May 2004, saw normal service resume and sparkling sunshine welcomed Serevi’s and the players return with their supporters alike. Jonathan Davies and Mick Galwey, long standing friends, honored Heineken Kinsale Sevens to become Event Patrons. ‘Gaillimh’ and Jonathan have been great ambassadors. Christian Cullen, ‘The Paekakariki Express’ and record try scorer in Test matches for the All-Blacks, was there also to see the South Sea Drifters, effectively an international side including Serevi, playing the best of Sevens.
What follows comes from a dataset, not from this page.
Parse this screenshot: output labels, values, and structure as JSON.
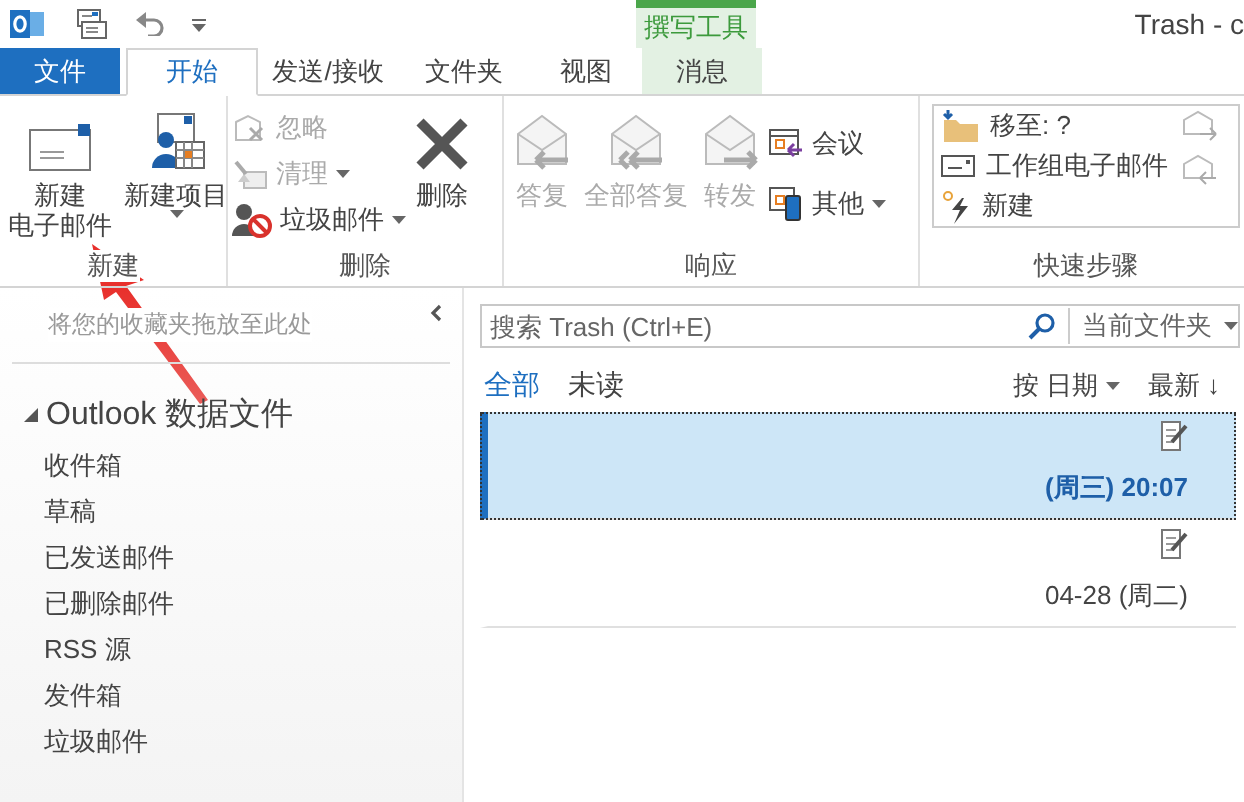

The following year saw Marauders, finally, make the breakthrough and win the Senior Men’s Final. Alan Gaffney, Munster coach, returned again to regale all with his stories and spoke of the very special atmosphere of ‘Kinsale’. Craig Chalmers, Scotland and Lions, visited Kinsale for the first time, May 2006, and witnessed the most open competition at all levels for several years. Newcomers, Newcastle Whalers from England emerged winners after extra time in a very closely contested final against Susies Exiles, a Kiwi-Dutch side from Amsterdam.
Over the years, more characters than that seen in the ‘Wizard of Oz’ have walked onto the ‘stage’ of the Sevens in Kinsale. They, with their teams, have added colour, humour and provided entertainment on and off the pitch – from Beconsfield, Stoned Pups, Big Kahunas, Drifters, Ben Tod, Ashbourne, JP Morgan, UCD and then to the Women’s teams … St. Alban’s, Blackrock, Royal Vets, Highfield, Oxford, Clonakilty, Universitie de Rennes and Clancy’s Bunnies to name only a very few.
Our referees from Munster with guests from Leinster, Manchester and Cambridge have become an integral part of the weekend, combining with application of high standards with a certain ‘joie de vivre’. And to the future? Slainte le Kinsale RFC agus Heineken Kinsale Sevens!!